→ **WHAT THE EXERCISE ASKS**:
Out of the lines below, please list those that hold the string "常见地貌类型总结点拨".

→ **Data about app and page elements**:
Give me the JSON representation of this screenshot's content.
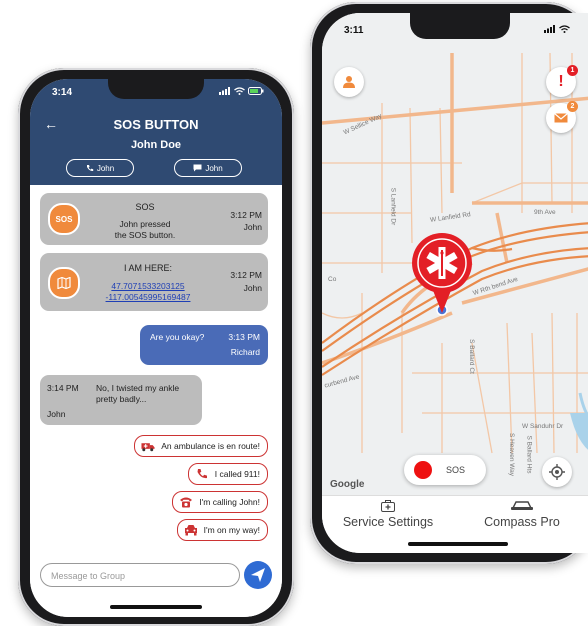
{
  "left_phone": {
    "status_time": "3:14",
    "header": {
      "title": "SOS BUTTON",
      "subtitle": "John Doe",
      "call_button_label": "John",
      "message_button_label": "John"
    },
    "messages": [
      {
        "icon_text": "SOS",
        "title": "SOS",
        "body_line1": "John pressed",
        "body_line2": "the SOS button.",
        "time": "3:12 PM",
        "sender": "John"
      },
      {
        "title": "I AM HERE:",
        "link_line1": "47.7071533203125",
        "link_line2": "-117.00545995169487",
        "time": "3:12 PM",
        "sender": "John"
      },
      {
        "text": "Are you okay?",
        "time": "3:13 PM",
        "sender": "Richard"
      },
      {
        "time": "3:14 PM",
        "text_line1": "No, I twisted my ankle",
        "text_line2": "pretty badly...",
        "sender": "John"
      }
    ],
    "quick_replies": [
      {
        "label": "An ambulance is en route!",
        "icon": "ambulance-icon"
      },
      {
        "label": "I called 911!",
        "icon": "phone-icon"
      },
      {
        "label": "I'm calling John!",
        "icon": "telephone-icon"
      },
      {
        "label": "I'm on my way!",
        "icon": "car-icon"
      }
    ],
    "input_placeholder": "Message to Group",
    "colors": {
      "header": "#2f4a72",
      "bubble_gray": "#bcbcbc",
      "bubble_blue": "#4a6bb7",
      "accent_orange": "#f08a3c",
      "send": "#2f6bd3"
    }
  },
  "right_phone": {
    "status_time": "3:11",
    "badges": {
      "alert": "1",
      "mail": "2"
    },
    "road_labels": {
      "w_sellice_way": "W Sellice Way",
      "ninth_ave": "9th Ave",
      "w_lanfield_rd": "W Lanfield Rd",
      "w_rth_bend_ave": "W Rth bend Ave",
      "curbend_ave": "curbend Ave",
      "w_sanduhr_dr": "W Sanduhr Dr",
      "s_lanfield_dr": "S Lanfield Dr",
      "s_ballard_ct": "S Ballard Ct",
      "co": "Co",
      "s_heaven_way": "S Heaven Way",
      "s_ballard_hts": "S Ballard Hts"
    },
    "map_attribution": "Google",
    "sos_label": "SOS",
    "tabs": [
      {
        "label": "Service Settings",
        "icon": "medical-kit-icon"
      },
      {
        "label": "Compass Pro",
        "icon": "car-icon"
      }
    ],
    "colors": {
      "roads": "#f3b98f",
      "main_roads": "#e98b4c",
      "marker": "#e31f26",
      "sos_dot": "#ee1111",
      "orange": "#f08a3c",
      "water": "#a9d2ea"
    }
  }
}
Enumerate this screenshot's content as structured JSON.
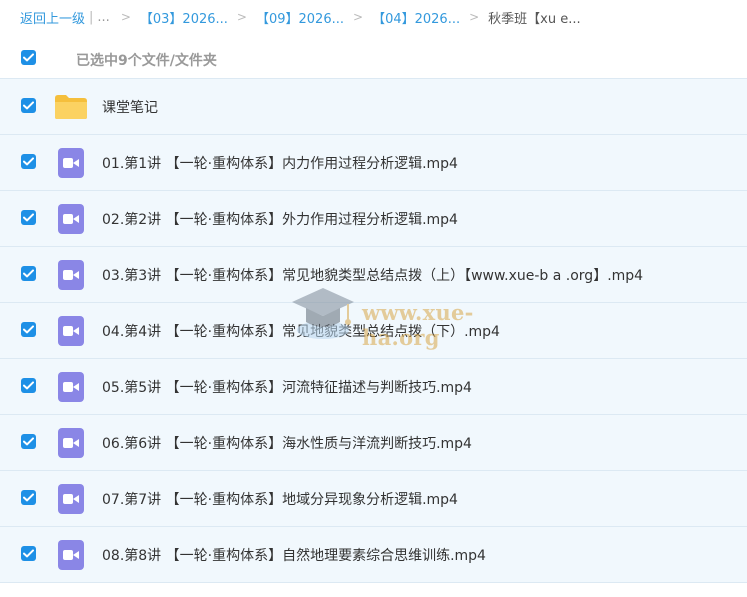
{
  "breadcrumb": {
    "back": "返回上一级",
    "separator": "|",
    "ellipsis": "...",
    "arrow": ">",
    "items": [
      "【03】2026...",
      "【09】2026...",
      "【04】2026..."
    ],
    "current": "秋季班【xu e..."
  },
  "selection": {
    "checked": true,
    "summary": "已选中9个文件/文件夹"
  },
  "files": [
    {
      "type": "folder",
      "icon": "folder-icon",
      "name": "课堂笔记",
      "checked": true
    },
    {
      "type": "video",
      "icon": "video-icon",
      "name": "01.第1讲 【一轮·重构体系】内力作用过程分析逻辑.mp4",
      "checked": true
    },
    {
      "type": "video",
      "icon": "video-icon",
      "name": "02.第2讲 【一轮·重构体系】外力作用过程分析逻辑.mp4",
      "checked": true
    },
    {
      "type": "video",
      "icon": "video-icon",
      "name": "03.第3讲 【一轮·重构体系】常见地貌类型总结点拨（上）【www.xue-b a .org】.mp4",
      "checked": true
    },
    {
      "type": "video",
      "icon": "video-icon",
      "name": "04.第4讲 【一轮·重构体系】常见地貌类型总结点拨（下）.mp4",
      "checked": true
    },
    {
      "type": "video",
      "icon": "video-icon",
      "name": "05.第5讲 【一轮·重构体系】河流特征描述与判断技巧.mp4",
      "checked": true
    },
    {
      "type": "video",
      "icon": "video-icon",
      "name": "06.第6讲 【一轮·重构体系】海水性质与洋流判断技巧.mp4",
      "checked": true
    },
    {
      "type": "video",
      "icon": "video-icon",
      "name": "07.第7讲 【一轮·重构体系】地域分异现象分析逻辑.mp4",
      "checked": true
    },
    {
      "type": "video",
      "icon": "video-icon",
      "name": "08.第8讲 【一轮·重构体系】自然地理要素综合思维训练.mp4",
      "checked": true
    }
  ],
  "watermark": {
    "text": "www.xue-ha.org"
  },
  "colors": {
    "accent": "#1e90e6",
    "link": "#3399dd",
    "row_bg": "#f1f8fd",
    "folder": "#f7c64a",
    "video": "#8a86e6"
  }
}
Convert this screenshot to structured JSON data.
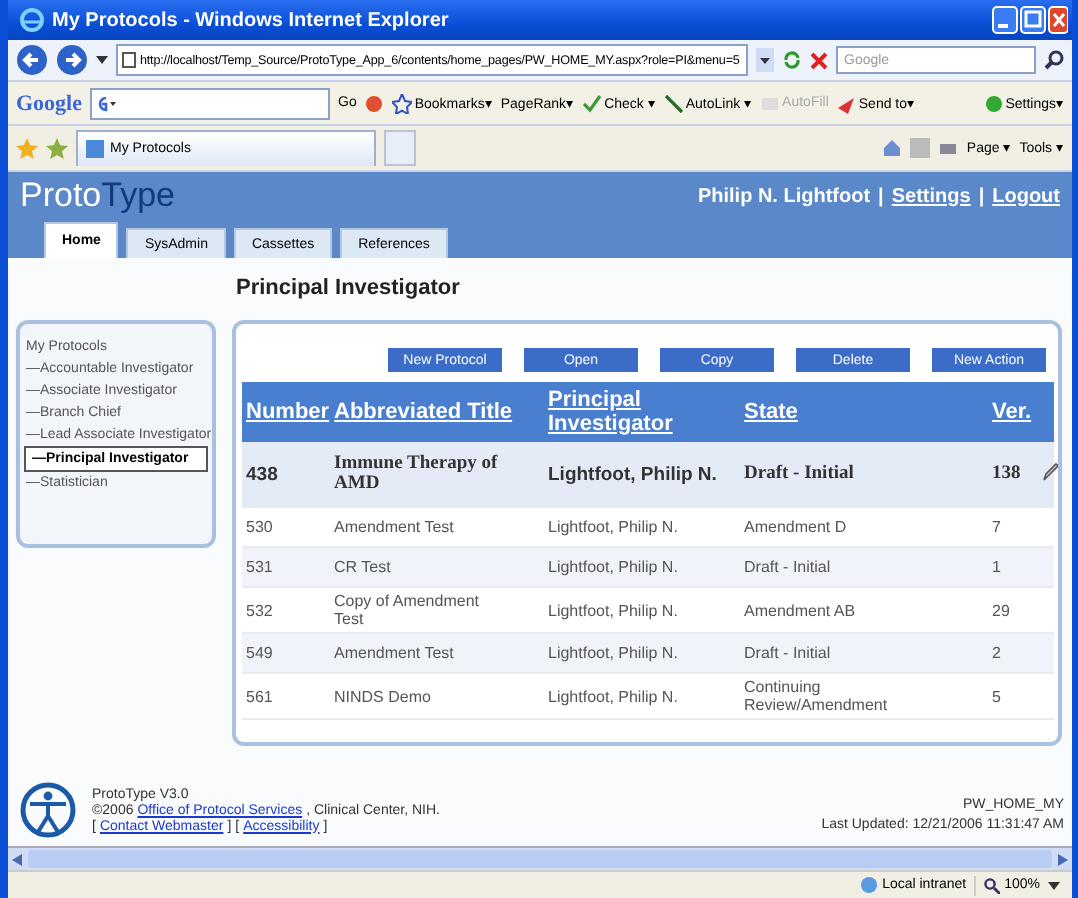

→ **ANSWER FOR THE TASK**:
      "name": "03.第3讲 【一轮·重构体系】常见地貌类型总结点拨（上）【www.xue-b a .org】.mp4",
      "name": "04.第4讲 【一轮·重构体系】常见地貌类型总结点拨（下）.mp4",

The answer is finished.